Dora Feiman and her co-worker

There were many ruined buildings in Tartu after the war, and the town authorities requested residents to clean up the heaps for new construction. I’m on the left, I don't know the girl beside me. She worked there and was also photographed. This photo was taken in Tartu in 1946.

In late 1944 we heard that Estonia had been liberated from the fascists. Our spirits changed. We knew that the end of the war was close. On 9th May 1945 Germany capitulated. This was a holiday for all. People rejoiced in the streets dancing and singing. I was eager to go back home, but to return to Tartu I needed a letter of invitation. My mother returned home, and my management wanted me to stay at work. They said that they had no replacement and tried to convince me to settle down in Almaty, where I had been in evacuation. My brother David sent me an invitation letter, but it was only after a few months that I managed to leave for home.

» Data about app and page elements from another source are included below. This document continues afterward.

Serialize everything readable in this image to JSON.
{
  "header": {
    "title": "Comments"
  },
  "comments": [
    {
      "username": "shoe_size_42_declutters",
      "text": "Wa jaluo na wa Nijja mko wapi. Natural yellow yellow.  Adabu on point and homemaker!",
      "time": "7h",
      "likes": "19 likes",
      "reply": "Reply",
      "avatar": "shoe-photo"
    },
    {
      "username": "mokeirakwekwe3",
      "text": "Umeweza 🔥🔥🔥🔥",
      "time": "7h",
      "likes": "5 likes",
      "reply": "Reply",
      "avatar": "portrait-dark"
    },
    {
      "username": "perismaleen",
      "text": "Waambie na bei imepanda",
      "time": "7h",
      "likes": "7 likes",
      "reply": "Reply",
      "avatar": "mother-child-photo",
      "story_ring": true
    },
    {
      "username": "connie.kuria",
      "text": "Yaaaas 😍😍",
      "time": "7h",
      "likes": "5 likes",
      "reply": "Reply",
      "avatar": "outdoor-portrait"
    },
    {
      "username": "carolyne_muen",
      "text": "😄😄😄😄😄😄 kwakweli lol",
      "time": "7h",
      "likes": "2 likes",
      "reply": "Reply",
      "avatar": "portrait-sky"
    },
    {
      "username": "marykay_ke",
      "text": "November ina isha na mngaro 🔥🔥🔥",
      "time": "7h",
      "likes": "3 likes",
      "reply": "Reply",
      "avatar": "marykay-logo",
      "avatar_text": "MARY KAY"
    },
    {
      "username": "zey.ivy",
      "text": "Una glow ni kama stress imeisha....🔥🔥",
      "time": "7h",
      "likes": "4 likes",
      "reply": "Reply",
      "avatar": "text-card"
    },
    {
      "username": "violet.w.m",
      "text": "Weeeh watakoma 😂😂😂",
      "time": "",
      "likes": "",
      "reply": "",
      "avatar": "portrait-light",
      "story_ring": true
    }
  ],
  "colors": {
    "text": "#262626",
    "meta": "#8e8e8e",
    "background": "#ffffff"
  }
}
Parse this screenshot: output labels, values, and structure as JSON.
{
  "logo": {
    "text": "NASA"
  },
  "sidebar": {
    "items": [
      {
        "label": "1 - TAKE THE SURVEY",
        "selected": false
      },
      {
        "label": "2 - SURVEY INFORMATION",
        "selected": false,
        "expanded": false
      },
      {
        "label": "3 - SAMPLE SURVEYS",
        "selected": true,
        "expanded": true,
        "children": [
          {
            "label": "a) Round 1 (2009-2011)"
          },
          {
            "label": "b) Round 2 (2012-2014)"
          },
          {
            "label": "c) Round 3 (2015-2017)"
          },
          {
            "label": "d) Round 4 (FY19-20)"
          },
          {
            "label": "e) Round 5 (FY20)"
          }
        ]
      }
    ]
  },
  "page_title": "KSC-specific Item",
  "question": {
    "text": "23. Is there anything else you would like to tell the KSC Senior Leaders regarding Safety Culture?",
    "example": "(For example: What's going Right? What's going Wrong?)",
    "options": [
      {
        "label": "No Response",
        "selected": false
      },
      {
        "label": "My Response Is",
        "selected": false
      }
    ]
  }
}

When I was back in Tartu, I worked at the shoe factory, in the logistics department. I was an accountant and was later promoted as the logistics manager. My Russian language skills helped me with my work. I could also handle Russian documentation. There were few Jews in our department.